5-7th June 2023
Arena Berlin & Festsaal Kreuzberg
Sibylle Berg, writes novels and plays, works as a co-director and writes travel reports, artist profiles and commentaries for well-known newspapers and online magazines. Since 2013, she also holds a lectureship in dramaturgy at the Zurich University of the Arts.
Her debut novel "Ein paar Leute suchen das Glück und lachen sich tot" published in 1997, directly conquered the literary scene. Even then, Sibylle Berg dealt with doomsday scenarios for the Western world and continued to do so in her 2019 bestseller "GRM. Brainfuck." which she presented with Katja Riemann on stage at re:publica 19. The sequel "RCE #RemoteCodeExecution" has just been published and picks up where "GRM. Brainfuck." ended—in the neoliberal absurdity of our world.

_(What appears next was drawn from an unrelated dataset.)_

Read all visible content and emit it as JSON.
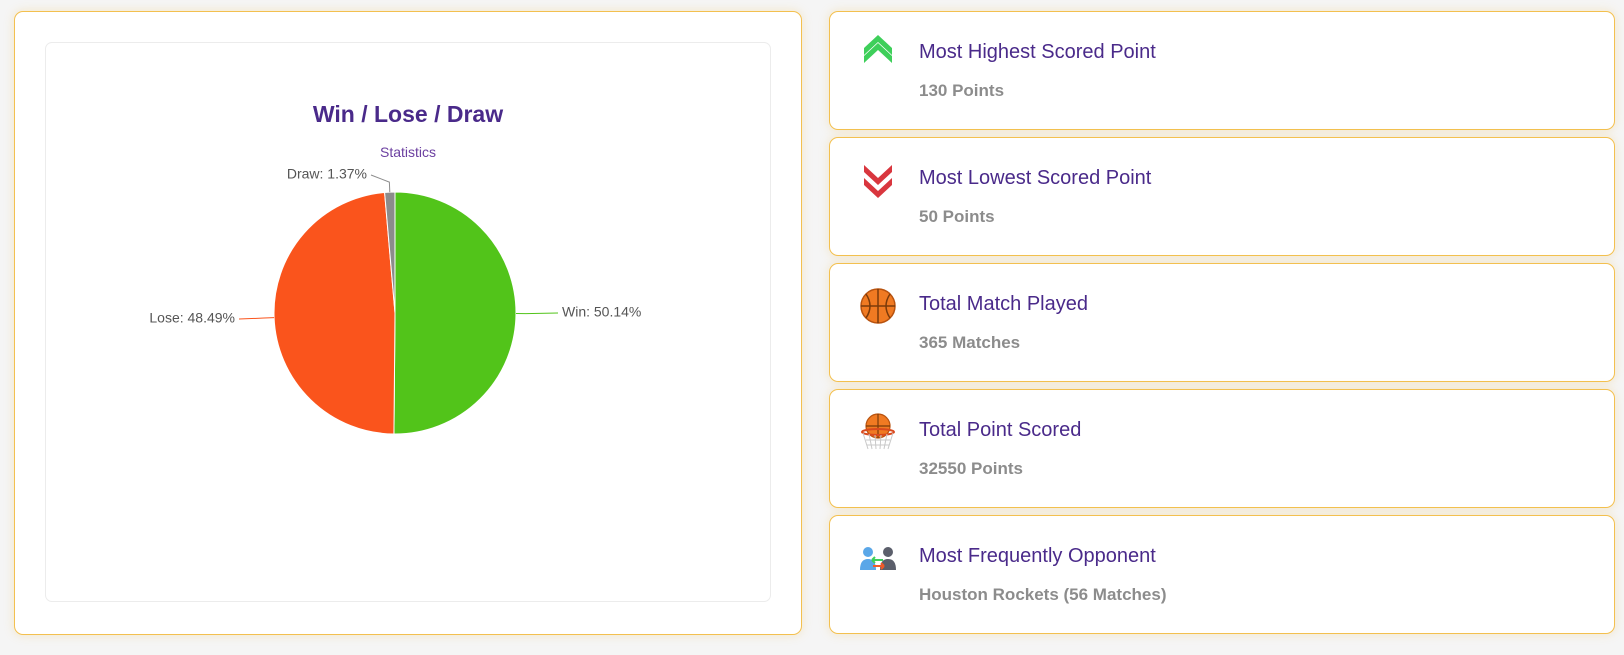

Jagoda Marinić is also a writer and dramaturge. She writes columns for Stern, as well as theatre reviews for the Frankfurter Rundschau, taz and Süddeutsche Zeitung and conducts writing workshops for children and young people. After her debut novel "Die Namenlose" (The Nameless) in 2007, she followed it up with "Restaurant Dalmatia" in 2013 and "Made in Germany. Was ist deutsch in Deutschland?" in 2016, in which Jagoda Marinić explores Germany's identity as a country of immigration. In her 2019 book of essays "Sheroes. Neue Held*innen braucht das Land" (The country needs new heroines) she demands that Germany should no longer be a "guest on the fence in the most important feminist debate of recent decades". In her podcast "Freiheit Deluxe" (Freedom Deluxe), she meets with interesting people every other week to talk about freedom and free spaces.
In a recent episode of that podcast, Sibylle Berg and Jagoda Marinić met recently to talk about things like quantum physics, capitalism, surveillance and uncapitalist love.
For their session at #rp22, we invited the two for a short interview.
3 Questions for… Sibylle Berg & Jagoda Marinic
What topic will you be discussing at #rp22?
Jagoda: I don't know yet what Frau Berg wants me to say. (laughs)
Sibylle: We might talk about attention theft through algorithms, the feeling of panic, the actual state of the world, its division among fewer and fewer corporations and male shareholders, about the mantra: everyone can make it and what that has to do with desolidarisation and hatred and what the way out of all the catastrophes might be.
Jagoda: What the world needs to be saved from and what is going wrong in the best of all systems? Agreed.
What have you missed out on in the past two years and think is in urgent need of a reboot?
Sibylle: The common feeling of being able to talk to each other, that democracy involves exchange of opinions, argumentation and contradiction.
At the moment there seems to be only one consensus: We hate each other instead of uniting.
Jagoda: Even if it doesn't only concern Twitter: together with Sibylle, I would like to buy this Elon Musk. In order for us to be able to do this, everyone should invest heavily in RCE shares. The IPO is imminent.
The motto of #rp22 refers to the last line of the Queen song "Bohemian Rhapsody". Which song do you think should definitely be included in a karaoke session at #rp22 and why?
Jagoda: Freddie Mercury singing out loud is already very much my thing. But then I would continue with ex-Yugo and Turkish music. Or all the tracks from the compilation Songs of Gastarbeiter—sought, found and recorded by Imran Ataya and Bülent Kullukcu aka AYKU—because everyone in Germany has been so horny over the last 60 years of immigration that they have curiously learned the language of their immigrants and can now party with us.
A little tip: Just sing the vowels veeeeeeeery looooong. Thank you.
Sibylle: I'm also in favour of several songs. First of all, I think it would be fun if everyone did a Kate Bush song, and secondly, the official RCE anthem "Viel Spass" by Faber and Olan!—finally an alternative to "Bella Ciao"!